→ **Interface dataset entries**
****************

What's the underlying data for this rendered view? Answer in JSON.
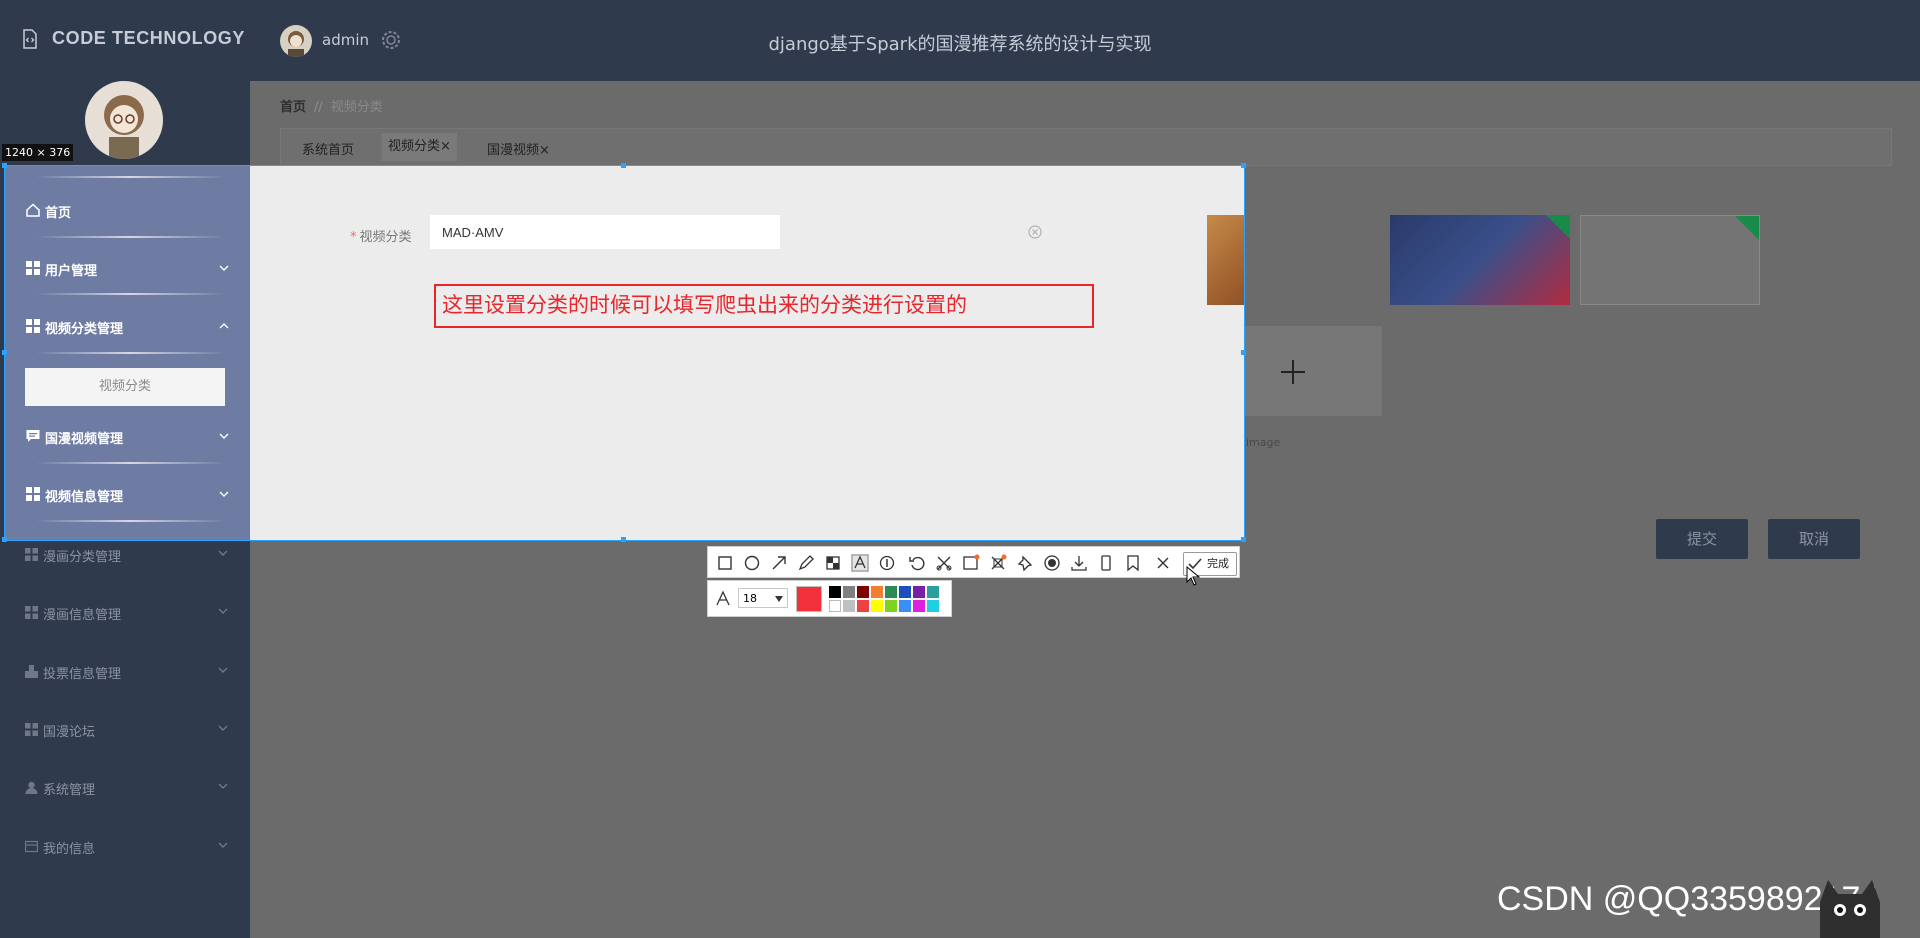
{
  "app": {
    "logo_text": "CODE TECHNOLOGY",
    "user_name": "admin",
    "system_title": "django基于Spark的国漫推荐系统的设计与实现"
  },
  "breadcrumb": {
    "home": "首页",
    "separator": "//",
    "current": "视频分类"
  },
  "tabs": [
    {
      "label": "系统首页"
    },
    {
      "label": "视频分类",
      "close": "×"
    },
    {
      "label": "国漫视频",
      "close": "×"
    }
  ],
  "sidebar": {
    "items": [
      {
        "label": "首页",
        "icon": "home-icon"
      },
      {
        "label": "用户管理",
        "icon": "grid-icon"
      },
      {
        "label": "视频分类管理",
        "icon": "grid-icon",
        "expanded": true
      },
      {
        "label": "视频分类",
        "icon": ""
      },
      {
        "label": "国漫视频管理",
        "icon": "chat-icon"
      },
      {
        "label": "视频信息管理",
        "icon": "grid-icon"
      },
      {
        "label": "漫画分类管理",
        "icon": "grid-icon"
      },
      {
        "label": "漫画信息管理",
        "icon": "grid-icon"
      },
      {
        "label": "投票信息管理",
        "icon": "vote-icon"
      },
      {
        "label": "国漫论坛",
        "icon": "grid-icon"
      },
      {
        "label": "系统管理",
        "icon": "user-icon"
      },
      {
        "label": "我的信息",
        "icon": "card-icon"
      }
    ]
  },
  "form": {
    "required_mark": "*",
    "category_label": "视频分类",
    "category_value": "MAD·AMV",
    "image_label": "image",
    "upload_hint": "点击上传image",
    "submit_label": "提交",
    "cancel_label": "取消"
  },
  "screenshot_tool": {
    "size_badge": "1240 × 376",
    "annotation_text": "这里设置分类的时候可以填写爬虫出来的分类进行设置的",
    "done_label": "完成",
    "font_size": "18",
    "current_color": "#f3313a",
    "palette": [
      "#000000",
      "#808080",
      "#800000",
      "#f08030",
      "#2e8b57",
      "#1f4fbf",
      "#7a1fa2",
      "#2a9d9d",
      "#ffffff",
      "#c0c0c0",
      "#f04040",
      "#ffff00",
      "#7fd320",
      "#3a8ff5",
      "#e020e0",
      "#20d0e0"
    ]
  },
  "watermark": "CSDN @QQ3359892174",
  "colors": {
    "header_bg": "#2f3a4d",
    "selection_border": "#2aa3ff",
    "annotation_red": "#e8262b"
  }
}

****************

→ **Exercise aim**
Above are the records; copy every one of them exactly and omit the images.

→ **Expected answer**
What's the underlying data for this rendered view? Answer in JSON.
{
  "app": {
    "logo_text": "CODE TECHNOLOGY",
    "user_name": "admin",
    "system_title": "django基于Spark的国漫推荐系统的设计与实现"
  },
  "breadcrumb": {
    "home": "首页",
    "separator": "//",
    "current": "视频分类"
  },
  "tabs": [
    {
      "label": "系统首页"
    },
    {
      "label": "视频分类",
      "close": "×"
    },
    {
      "label": "国漫视频",
      "close": "×"
    }
  ],
  "sidebar": {
    "items": [
      {
        "label": "首页",
        "icon": "home-icon"
      },
      {
        "label": "用户管理",
        "icon": "grid-icon"
      },
      {
        "label": "视频分类管理",
        "icon": "grid-icon",
        "expanded": true
      },
      {
        "label": "视频分类",
        "icon": ""
      },
      {
        "label": "国漫视频管理",
        "icon": "chat-icon"
      },
      {
        "label": "视频信息管理",
        "icon": "grid-icon"
      },
      {
        "label": "漫画分类管理",
        "icon": "grid-icon"
      },
      {
        "label": "漫画信息管理",
        "icon": "grid-icon"
      },
      {
        "label": "投票信息管理",
        "icon": "vote-icon"
      },
      {
        "label": "国漫论坛",
        "icon": "grid-icon"
      },
      {
        "label": "系统管理",
        "icon": "user-icon"
      },
      {
        "label": "我的信息",
        "icon": "card-icon"
      }
    ]
  },
  "form": {
    "required_mark": "*",
    "category_label": "视频分类",
    "category_value": "MAD·AMV",
    "image_label": "image",
    "upload_hint": "点击上传image",
    "submit_label": "提交",
    "cancel_label": "取消"
  },
  "screenshot_tool": {
    "size_badge": "1240 × 376",
    "annotation_text": "这里设置分类的时候可以填写爬虫出来的分类进行设置的",
    "done_label": "完成",
    "font_size": "18",
    "current_color": "#f3313a",
    "palette": [
      "#000000",
      "#808080",
      "#800000",
      "#f08030",
      "#2e8b57",
      "#1f4fbf",
      "#7a1fa2",
      "#2a9d9d",
      "#ffffff",
      "#c0c0c0",
      "#f04040",
      "#ffff00",
      "#7fd320",
      "#3a8ff5",
      "#e020e0",
      "#20d0e0"
    ]
  },
  "watermark": "CSDN @QQ3359892174",
  "colors": {
    "header_bg": "#2f3a4d",
    "selection_border": "#2aa3ff",
    "annotation_red": "#e8262b"
  }
}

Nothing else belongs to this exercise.